I have been backpacking with people who turned hiking into a competition. They know of other hikers on a similar route and they feel like they need to hike faster. There are others who hike because they want to break records.There is nothing wrong with this mindset but it does not always foster appreciation for the more subtle things that I write about.
Constantly competing against other people is also more likely to cause burn-out. It is not a long-term solution for motivation.
I am not advocating for the life of a hermit; we can be hugely inspired by the people around us. But if we only ever compare ourselves to other people, we will lead tortured and depressed lives.

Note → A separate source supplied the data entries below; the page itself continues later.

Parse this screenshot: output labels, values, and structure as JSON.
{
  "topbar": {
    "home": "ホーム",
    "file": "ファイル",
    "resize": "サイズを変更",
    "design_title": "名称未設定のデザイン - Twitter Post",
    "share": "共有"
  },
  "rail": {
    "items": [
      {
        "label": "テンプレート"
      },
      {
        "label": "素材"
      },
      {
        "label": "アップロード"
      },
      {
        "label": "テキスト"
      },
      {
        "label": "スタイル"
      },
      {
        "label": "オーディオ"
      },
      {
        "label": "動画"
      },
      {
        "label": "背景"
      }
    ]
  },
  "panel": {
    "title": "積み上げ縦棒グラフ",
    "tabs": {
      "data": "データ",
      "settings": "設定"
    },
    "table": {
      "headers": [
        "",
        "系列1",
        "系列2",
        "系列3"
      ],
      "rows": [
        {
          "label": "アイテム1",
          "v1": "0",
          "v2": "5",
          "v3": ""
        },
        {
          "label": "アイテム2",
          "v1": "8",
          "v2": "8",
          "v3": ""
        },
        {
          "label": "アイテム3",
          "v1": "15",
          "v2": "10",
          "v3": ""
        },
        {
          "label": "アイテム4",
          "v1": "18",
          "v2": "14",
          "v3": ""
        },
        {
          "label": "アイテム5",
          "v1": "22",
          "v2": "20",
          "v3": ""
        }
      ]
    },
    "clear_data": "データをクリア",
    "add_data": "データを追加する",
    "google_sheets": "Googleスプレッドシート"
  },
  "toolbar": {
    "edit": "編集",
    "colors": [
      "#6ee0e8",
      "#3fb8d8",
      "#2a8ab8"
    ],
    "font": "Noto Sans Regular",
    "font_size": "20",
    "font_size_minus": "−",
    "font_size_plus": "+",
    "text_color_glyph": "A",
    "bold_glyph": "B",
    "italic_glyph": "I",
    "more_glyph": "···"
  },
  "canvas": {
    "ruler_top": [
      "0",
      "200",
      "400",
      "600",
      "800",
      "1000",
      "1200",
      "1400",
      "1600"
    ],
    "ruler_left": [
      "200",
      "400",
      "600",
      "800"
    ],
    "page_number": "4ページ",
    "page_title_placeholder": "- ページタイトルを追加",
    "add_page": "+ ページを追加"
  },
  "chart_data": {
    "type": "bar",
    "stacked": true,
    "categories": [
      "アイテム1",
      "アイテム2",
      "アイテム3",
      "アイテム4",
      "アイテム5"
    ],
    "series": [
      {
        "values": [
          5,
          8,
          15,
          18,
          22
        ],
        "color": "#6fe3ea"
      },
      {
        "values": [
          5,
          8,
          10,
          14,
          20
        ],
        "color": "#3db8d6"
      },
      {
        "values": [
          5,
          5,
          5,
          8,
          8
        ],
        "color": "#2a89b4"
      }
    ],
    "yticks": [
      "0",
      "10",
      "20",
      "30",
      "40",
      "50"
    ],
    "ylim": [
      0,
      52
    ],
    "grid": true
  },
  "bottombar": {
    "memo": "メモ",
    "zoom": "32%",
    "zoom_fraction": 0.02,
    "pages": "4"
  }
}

Most of our motivation needs to be internal. We have to compete with ourselves. As backpackers say “Hike your own hike.”
For musicians, this also involves a certain degree of not caring what other people think about you. Again, everything is better in moderation so that we don’t turn into uppity jerks. But if we are constantly bending to the thoughts of other people, we will lose ourselves.
I used to tell a story to elementary-school-age Cub Scouts who had just received the Arrow of Light, the highest honor for young scouts. It was about a fictional tribe of people whose rite of passage into adulthood involved climbing a mountain. When one of the boys finally reaches the top, he returns to the tribe and says that he saw more, taller mountains in the distance. The elder then says that adulthood is always finding higher mountains to climb.
I can remember seeing similar mountains in the distance after seemingly impossible summits. I can remember playing a concerto with my undergraduate orchestra and thinking that was the height of my career and that I could never play any better.
I also remember competing against myself and climbing even taller, steeper mountains. I remember playing that same concerto years later and telling myself I was going to play it even better.
When it comes to motivation, self-improvement is most of what we need. When we compete against ourselves, we are simultaneously encouraged and empowered. When we can say “I am better now than I ever was,” it is one of the best experiences there is.
We just have to be better today than we were yesterday and we will be both happy and successful.